KPBS AIRDATE: September 6, 1995
If you’re the kind of person who likes to get in on the ground floor, hurry up. We’re approaching the tail end of a wild summer ride, featuring new plays by local playwrights — at Sledgehammer Theatre and at the second annual Fritz Blitz of New Plays.
As with any barrage, some of the shots hit the mark, and others are complete misses. Last weekend’s Fritz Blitz presentation of five new pieces was, well, less than a bull’s-eye evening. Each of the plays had something to offer, either the concept, or the writing, or the performances. None of them managed to score points in all three.
There was palpable sexual tension between D. Candis Paule and Walter Murray in Alison Blake’s “San Diego Date,” but absolutely no chemistry between Jeannine Morton and Dan Holsenback in “The Motel” by Laura Lewis. In any event, I think the Fritz may have to move on from family abuse plays. Relationships are also the focus of Susan Arnout Smith’s “Breaking Off,” but the piece runs aground on its plotline: a guy who can only commit to his mother.
Marilyn Bennett’s “Lithium” features an obnoxiously overprotective Mom, an ineffectual Dad and a resourceful Son, perched over the Grand Canyon, watching a suicide. The dialogue is totally unbelievable. The direction, centered around a ladder, is intrusive.
“Cafe Muse” was created by The Second Story Writers, who gave us “The Women of the Violet Wyn” in last year’s Fritz Blitz. Same strengths and weaknesses this year. The writing is powerful and poetic at times, but there’s no real drama here. It’s clear that each writer created one character, and then there was a frantic and lame attempt to link these interesting but overly long monologues about fascinating women. All the talented actresses were directed at two repetitive levels: soft and screechy. Nice potential here, but it needs a lot of work.

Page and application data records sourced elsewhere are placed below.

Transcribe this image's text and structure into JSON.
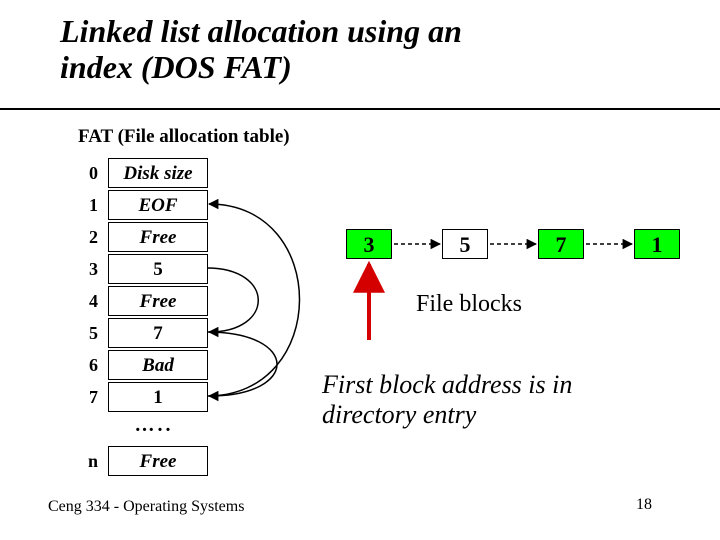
{
  "slide": {
    "title_line1": "Linked list allocation using an",
    "title_line2": "index (DOS FAT)",
    "fat_caption": "FAT (File allocation table)",
    "footer": "Ceng 334 - Operating Systems",
    "page_number": "18"
  },
  "fat": {
    "rows": [
      {
        "index": "0",
        "value": "Disk size",
        "italic": true
      },
      {
        "index": "1",
        "value": "EOF",
        "italic": true
      },
      {
        "index": "2",
        "value": "Free",
        "italic": true
      },
      {
        "index": "3",
        "value": "5",
        "italic": false
      },
      {
        "index": "4",
        "value": "Free",
        "italic": true
      },
      {
        "index": "5",
        "value": "7",
        "italic": false
      },
      {
        "index": "6",
        "value": "Bad",
        "italic": true
      },
      {
        "index": "7",
        "value": "1",
        "italic": false
      }
    ],
    "ellipsis": "…..",
    "last": {
      "index": "n",
      "value": "Free",
      "italic": true
    }
  },
  "blocks": {
    "sequence": [
      "3",
      "5",
      "7",
      "1"
    ],
    "label": "File blocks"
  },
  "caption": {
    "line1": "First block address is in",
    "line2": "directory entry"
  },
  "colors": {
    "block_highlight": "#00ff00",
    "arrow_red": "#d40000"
  }
}
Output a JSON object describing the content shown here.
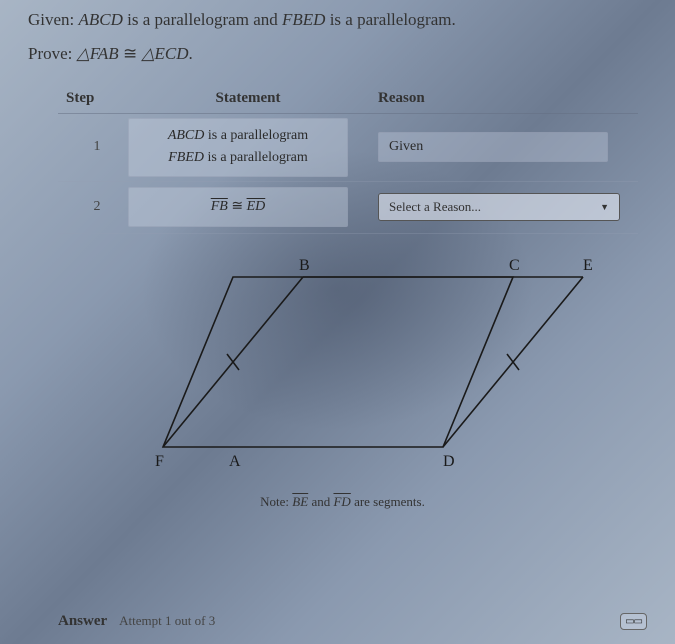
{
  "given": {
    "label": "Given:",
    "text_a": "ABCD",
    "mid1": " is a parallelogram and ",
    "text_b": "FBED",
    "mid2": " is a parallelogram."
  },
  "prove": {
    "label": "Prove:",
    "tri1": "△FAB",
    "cong": " ≅ ",
    "tri2": "△ECD",
    "end": "."
  },
  "table": {
    "headers": {
      "step": "Step",
      "stmt": "Statement",
      "rsn": "Reason"
    },
    "rows": [
      {
        "step": "1",
        "stmt_line1_a": "ABCD",
        "stmt_line1_b": " is a parallelogram",
        "stmt_line2_a": "FBED",
        "stmt_line2_b": " is a parallelogram",
        "reason": "Given"
      },
      {
        "step": "2",
        "seg1": "FB",
        "cong": " ≅ ",
        "seg2": "ED",
        "reason_placeholder": "Select a Reason..."
      }
    ]
  },
  "diagram": {
    "labels": {
      "B": "B",
      "C": "C",
      "E": "E",
      "F": "F",
      "A": "A",
      "D": "D"
    }
  },
  "note": {
    "pre": "Note: ",
    "seg1": "BE",
    "mid": " and ",
    "seg2": "FD",
    "post": " are segments."
  },
  "footer": {
    "answer": "Answer",
    "attempt": "Attempt 1 out of 3"
  }
}
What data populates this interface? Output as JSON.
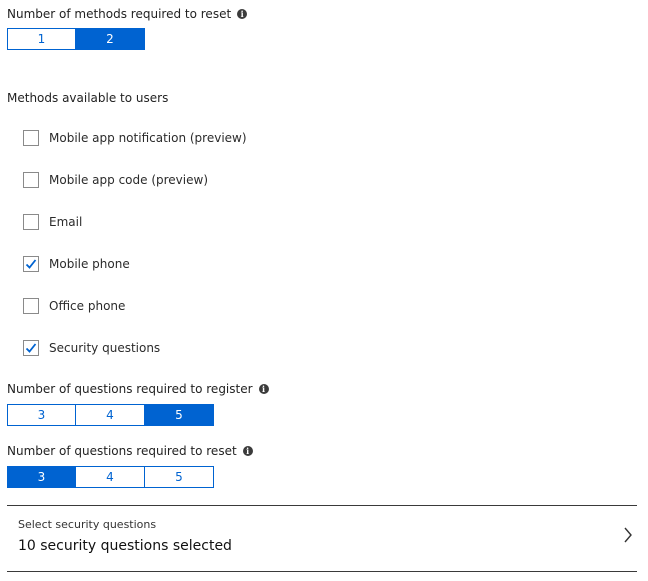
{
  "reset_methods_required": {
    "label": "Number of methods required to reset",
    "options": [
      "1",
      "2"
    ],
    "selected": "2"
  },
  "methods": {
    "heading": "Methods available to users",
    "items": [
      {
        "label": "Mobile app notification (preview)",
        "checked": false
      },
      {
        "label": "Mobile app code (preview)",
        "checked": false
      },
      {
        "label": "Email",
        "checked": false
      },
      {
        "label": "Mobile phone",
        "checked": true
      },
      {
        "label": "Office phone",
        "checked": false
      },
      {
        "label": "Security questions",
        "checked": true
      }
    ]
  },
  "questions_register": {
    "label": "Number of questions required to register",
    "options": [
      "3",
      "4",
      "5"
    ],
    "selected": "5"
  },
  "questions_reset": {
    "label": "Number of questions required to reset",
    "options": [
      "3",
      "4",
      "5"
    ],
    "selected": "3"
  },
  "security_questions": {
    "title": "Select security questions",
    "value": "10 security questions selected",
    "icon": "chevron-right-icon"
  },
  "colors": {
    "accent": "#0063d1",
    "divider": "#3a3a3a"
  }
}
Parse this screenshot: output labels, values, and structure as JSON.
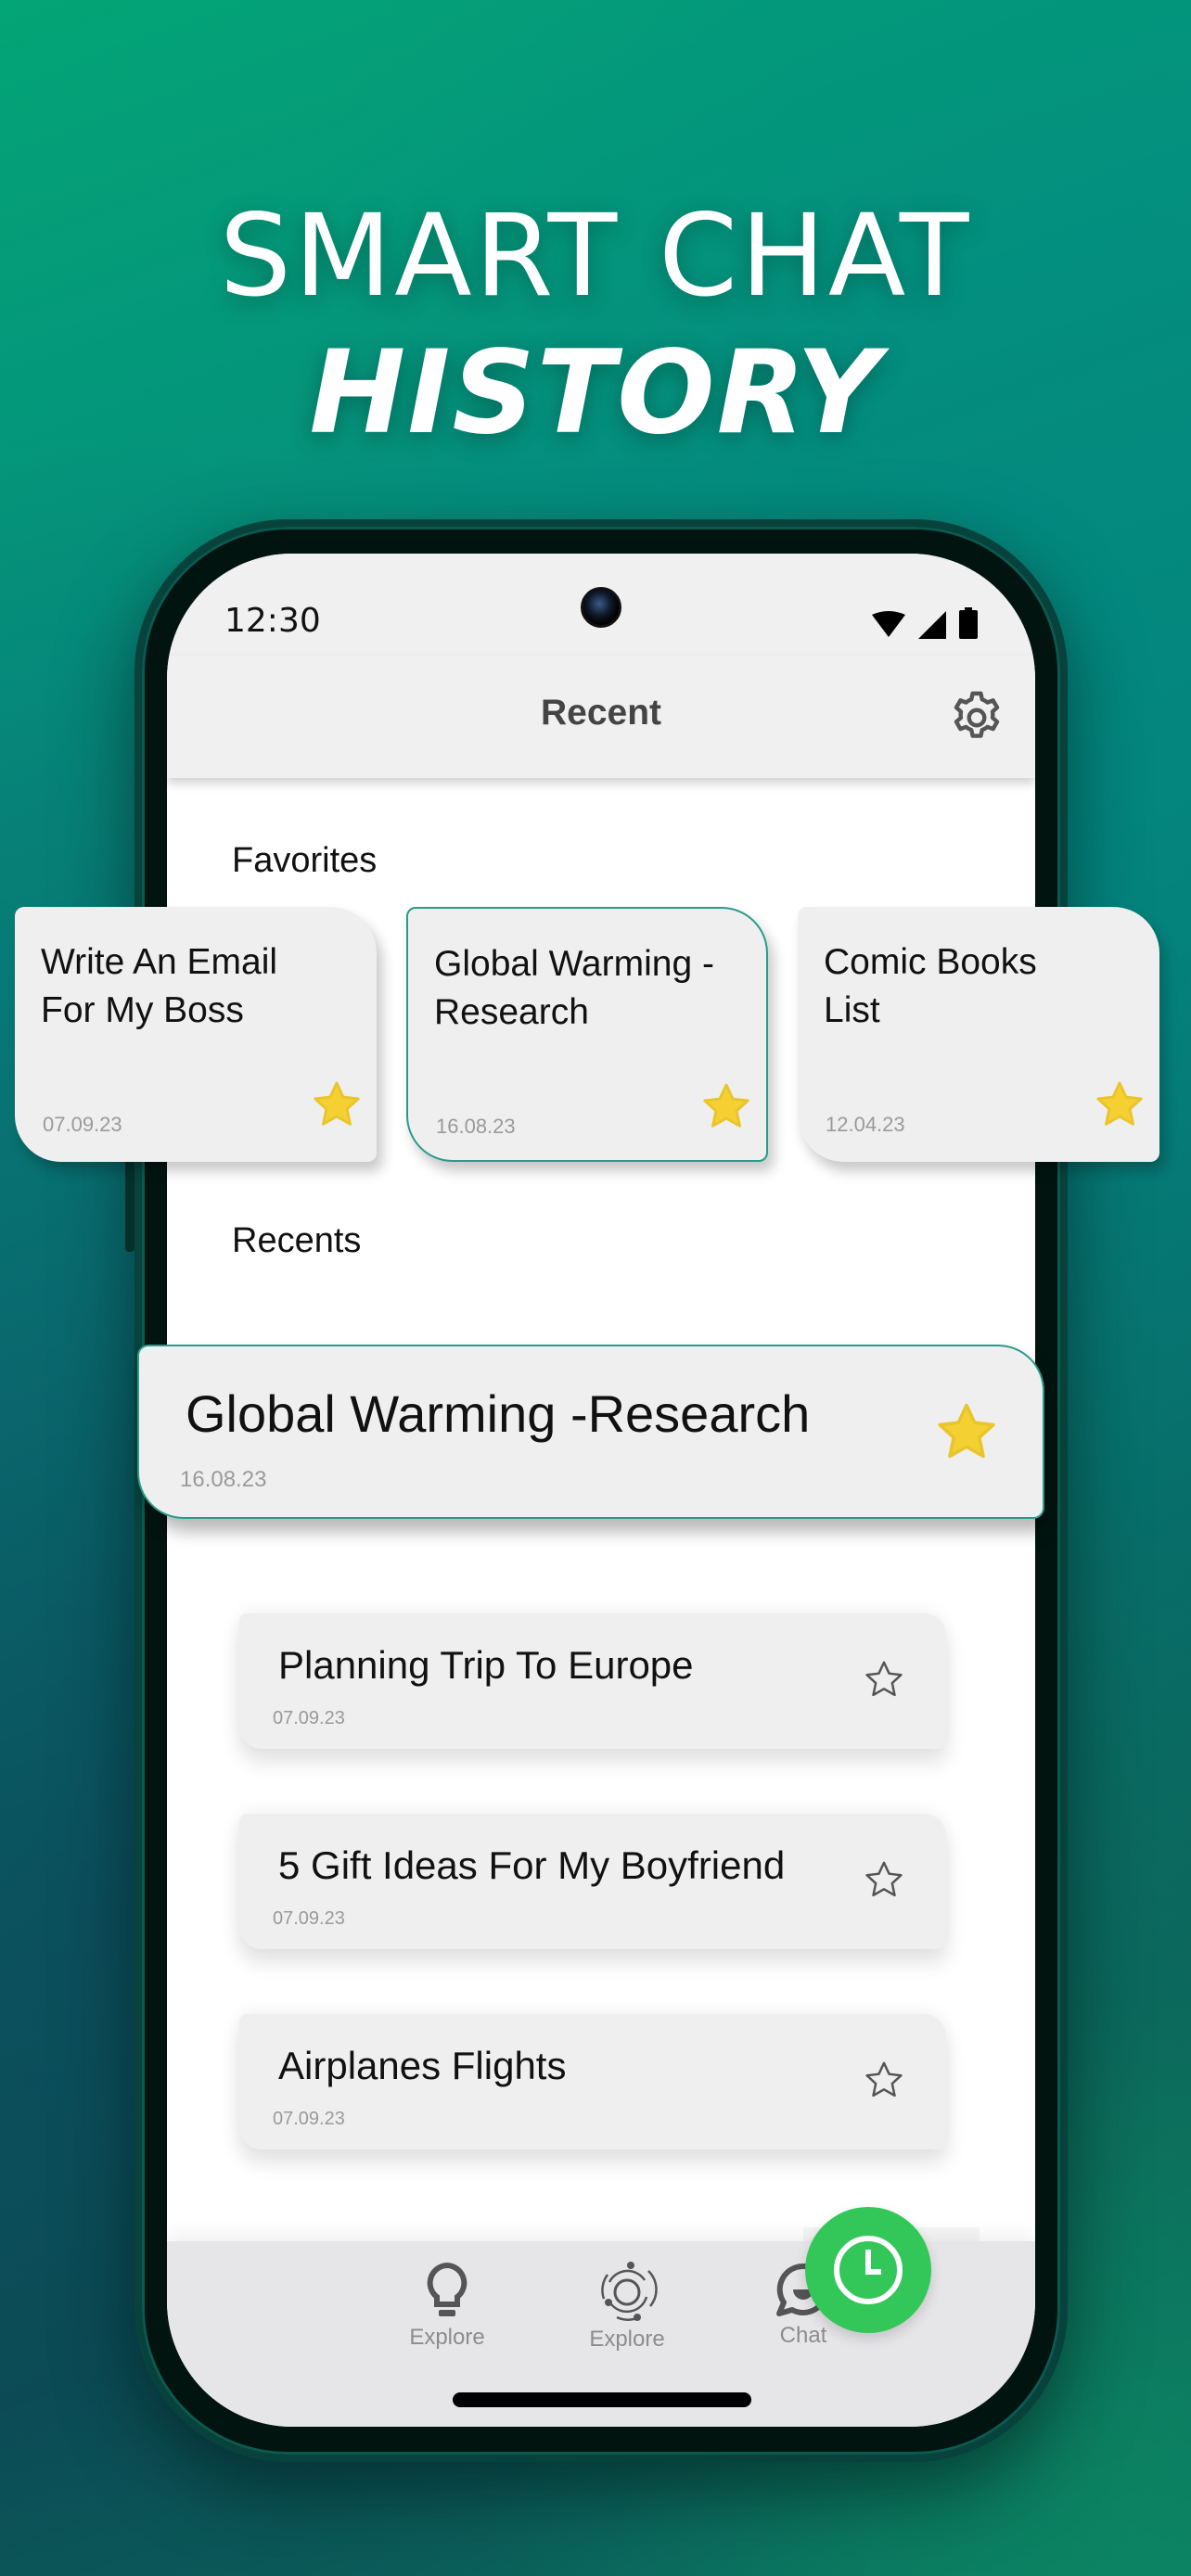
{
  "promo": {
    "headline_line1": "SMART CHAT",
    "headline_line2": "HISTORY"
  },
  "status_bar": {
    "time": "12:30",
    "icons": [
      "wifi-icon",
      "signal-icon",
      "battery-icon"
    ]
  },
  "header": {
    "title": "Recent",
    "settings_icon": "gear-icon"
  },
  "favorites": {
    "label": "Favorites",
    "items": [
      {
        "title": "Write An Email For My Boss",
        "date": "07.09.23",
        "starred": true,
        "selected": false
      },
      {
        "title": "Global Warming -Research",
        "date": "16.08.23",
        "starred": true,
        "selected": true
      },
      {
        "title": "Comic Books List",
        "date": "12.04.23",
        "starred": true,
        "selected": false
      }
    ]
  },
  "recents": {
    "label": "Recents",
    "highlighted": {
      "title": "Global Warming -Research",
      "date": "16.08.23",
      "starred": true
    },
    "items": [
      {
        "title": "Planning Trip To Europe",
        "date": "07.09.23",
        "starred": false
      },
      {
        "title": "5 Gift Ideas For My Boyfriend",
        "date": "07.09.23",
        "starred": false
      },
      {
        "title": "Airplanes Flights",
        "date": "07.09.23",
        "starred": false
      }
    ]
  },
  "bottom_nav": {
    "items": [
      {
        "label": "Explore",
        "icon": "lightbulb-icon"
      },
      {
        "label": "Explore",
        "icon": "orbit-icon"
      },
      {
        "label": "Chat",
        "icon": "chat-bubble-icon"
      }
    ],
    "fab_icon": "clock-icon"
  },
  "colors": {
    "accent_green": "#33c75a",
    "star_gold": "#f5d033",
    "selected_border": "#2a9c8a",
    "date_gray": "#9a9a9a"
  }
}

The Fritz Blitz concludes in two weeks with “The Mouth,” by the wacky comic writing team of Burnham Joiner and Todd Blakesley.
Currently uptown, at Sledgehammer Theatre, is a play based on a Donald Barthelme story, by one of our highest-profile local playwrights, Naomi Iizuka. Under the aegis of its inventive director Lisa Portes, Theatre E once again teams up with the SledgeMen. It’s always a good blending of creative juices, but once again, the combined energy results in excessive screaming.
“Tattoo Girl” is Iizuka’s most accessible work, a fable of restlessness, and the search for some kind of fulfillment and excitement in our lives. The support cast is cracker-jack, as are the leads. Sarah Gunnell is beautifully quirky as the tattooed girl, and Brian Salmon is humorously clueless as the husband left by the peripatetic Perpetua, played with great gusto by Carla Harting, though frankly, I liked her better in the recent La Jolla Playhouse production of “A Midsummer Night’s Dream.”
Portes has brought out all the humor in Iizuka’s piece, expanding everything to cartoonish dimensions. It doesn’t always work, and some parts are over-inflated. But, amid all the hubbub, there’s a thought or a laugh in there for any fringe theater follower — especially those who are 20-something. I’m Pat Launer, KPBS radio.
©1995 Patté Productions Inc.